Well, when the Silverpilen was released, the handling and engineering characteristics of the motorcycle were such that a lot of people began taking the street bike off-road. In the end, it became a catalyst for a new generation of off-road bikes for Husqvarna.
As with the 1955 Silverpilen, we feel like the Svartpilen and Vitpilen represent a new segment that will hopefully attract new customers to the sport of motorcycling and revitalize the market.
Are you planning to introduce a larger bike for more experienced riders?
We plan on continuing to expand the Svartpilen and Vitpilen series. I think that there are a lot of different opportunities that have come out of the research that we’ve done globally in terms of what displacements and types of engine architecture can be fit in both motorcycles. But there’s nothing concrete I can say at the moment.
For now, I think the 701 is definitely targeted toward more seasoned riders. That said, we’re still throwing some concepts out there to gauge interest and see what the reactions are from the public.
Where do you see the industry going?
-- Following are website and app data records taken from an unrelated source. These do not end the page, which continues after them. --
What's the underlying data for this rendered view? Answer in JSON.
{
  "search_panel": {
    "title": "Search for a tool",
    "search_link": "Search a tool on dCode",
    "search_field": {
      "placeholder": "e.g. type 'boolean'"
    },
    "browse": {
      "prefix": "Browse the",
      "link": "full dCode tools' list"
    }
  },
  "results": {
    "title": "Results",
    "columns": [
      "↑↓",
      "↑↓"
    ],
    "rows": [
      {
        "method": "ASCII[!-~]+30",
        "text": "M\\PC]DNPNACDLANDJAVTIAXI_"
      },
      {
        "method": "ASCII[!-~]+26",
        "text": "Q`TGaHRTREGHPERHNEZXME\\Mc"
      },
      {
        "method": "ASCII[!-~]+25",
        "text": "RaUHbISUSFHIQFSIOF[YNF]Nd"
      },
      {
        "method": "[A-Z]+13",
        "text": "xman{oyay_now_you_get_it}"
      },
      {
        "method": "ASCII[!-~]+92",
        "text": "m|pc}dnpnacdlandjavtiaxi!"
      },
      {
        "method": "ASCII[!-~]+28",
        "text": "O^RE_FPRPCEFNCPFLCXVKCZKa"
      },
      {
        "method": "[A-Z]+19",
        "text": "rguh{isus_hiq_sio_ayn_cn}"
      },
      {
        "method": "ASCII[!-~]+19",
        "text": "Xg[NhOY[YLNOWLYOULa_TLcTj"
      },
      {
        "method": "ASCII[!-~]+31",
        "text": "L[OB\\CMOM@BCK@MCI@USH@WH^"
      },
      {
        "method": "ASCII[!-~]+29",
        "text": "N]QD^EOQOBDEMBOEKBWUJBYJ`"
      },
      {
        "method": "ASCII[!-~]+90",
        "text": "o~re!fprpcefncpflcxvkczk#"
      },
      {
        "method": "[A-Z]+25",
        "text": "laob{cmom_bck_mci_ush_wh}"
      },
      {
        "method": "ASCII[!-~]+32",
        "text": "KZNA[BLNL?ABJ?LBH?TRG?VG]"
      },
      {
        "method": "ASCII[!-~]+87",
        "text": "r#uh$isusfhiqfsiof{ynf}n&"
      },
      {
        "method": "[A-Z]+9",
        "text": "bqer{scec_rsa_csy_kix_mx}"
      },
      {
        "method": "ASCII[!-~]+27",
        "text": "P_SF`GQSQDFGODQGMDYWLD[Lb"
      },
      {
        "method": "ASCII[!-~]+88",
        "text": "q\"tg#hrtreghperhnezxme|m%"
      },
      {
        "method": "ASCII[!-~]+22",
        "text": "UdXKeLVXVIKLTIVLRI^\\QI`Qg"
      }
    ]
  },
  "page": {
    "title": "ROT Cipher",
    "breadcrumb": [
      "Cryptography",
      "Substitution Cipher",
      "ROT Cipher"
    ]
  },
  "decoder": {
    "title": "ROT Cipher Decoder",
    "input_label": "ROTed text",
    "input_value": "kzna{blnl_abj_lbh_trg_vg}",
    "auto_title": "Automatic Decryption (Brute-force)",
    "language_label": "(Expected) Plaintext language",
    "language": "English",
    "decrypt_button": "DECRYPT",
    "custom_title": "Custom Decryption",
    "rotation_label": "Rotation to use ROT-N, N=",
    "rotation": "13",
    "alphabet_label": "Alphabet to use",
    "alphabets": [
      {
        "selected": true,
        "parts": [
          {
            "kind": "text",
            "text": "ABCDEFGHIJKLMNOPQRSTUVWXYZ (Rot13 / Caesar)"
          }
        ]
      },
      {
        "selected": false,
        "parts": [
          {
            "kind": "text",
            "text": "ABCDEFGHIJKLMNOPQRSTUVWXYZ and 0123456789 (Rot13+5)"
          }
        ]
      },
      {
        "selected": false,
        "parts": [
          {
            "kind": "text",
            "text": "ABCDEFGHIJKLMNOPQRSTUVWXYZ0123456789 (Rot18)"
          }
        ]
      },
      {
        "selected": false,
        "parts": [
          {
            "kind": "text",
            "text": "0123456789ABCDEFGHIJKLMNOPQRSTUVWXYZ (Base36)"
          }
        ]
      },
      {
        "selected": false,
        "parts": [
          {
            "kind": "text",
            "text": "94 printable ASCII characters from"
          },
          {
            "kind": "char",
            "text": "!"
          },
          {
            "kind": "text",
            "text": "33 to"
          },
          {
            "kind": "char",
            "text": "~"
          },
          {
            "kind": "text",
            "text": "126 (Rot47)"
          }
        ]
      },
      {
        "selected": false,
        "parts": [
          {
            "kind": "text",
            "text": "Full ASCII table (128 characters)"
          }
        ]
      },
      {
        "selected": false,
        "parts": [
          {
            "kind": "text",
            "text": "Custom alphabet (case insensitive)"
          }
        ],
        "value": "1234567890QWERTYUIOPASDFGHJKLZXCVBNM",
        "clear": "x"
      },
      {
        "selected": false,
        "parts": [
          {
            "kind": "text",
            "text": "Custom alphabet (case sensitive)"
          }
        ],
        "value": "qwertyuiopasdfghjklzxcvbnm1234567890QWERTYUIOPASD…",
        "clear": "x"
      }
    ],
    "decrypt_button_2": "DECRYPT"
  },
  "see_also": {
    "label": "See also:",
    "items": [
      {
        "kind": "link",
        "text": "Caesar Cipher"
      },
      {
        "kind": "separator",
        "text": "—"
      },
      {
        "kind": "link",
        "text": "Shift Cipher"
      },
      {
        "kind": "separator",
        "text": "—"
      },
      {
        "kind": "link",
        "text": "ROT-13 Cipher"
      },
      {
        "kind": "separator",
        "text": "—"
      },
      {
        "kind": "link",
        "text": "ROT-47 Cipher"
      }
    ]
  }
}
I think the industry, as a whole, is becoming very specific. However, I don’t think it’s just a motorcycle trend but rather a consumerism trend. Customers are looking for a connection with products and brands that fit their lifestyle and what’s important to them. I think we see it across all consumer products, and we’ve definitely felt it in the motorcycle industry, where things are becoming much more segmented and precise in terms of motorcycle usage. You have adventure bikes for exploration and road bikes for cruising. Now, with our two new bikes, we feel like we have an opportunity to attract a new customer—a style buyer—that may not have been interested in the past. Everything is becoming highly targeted and more about quality.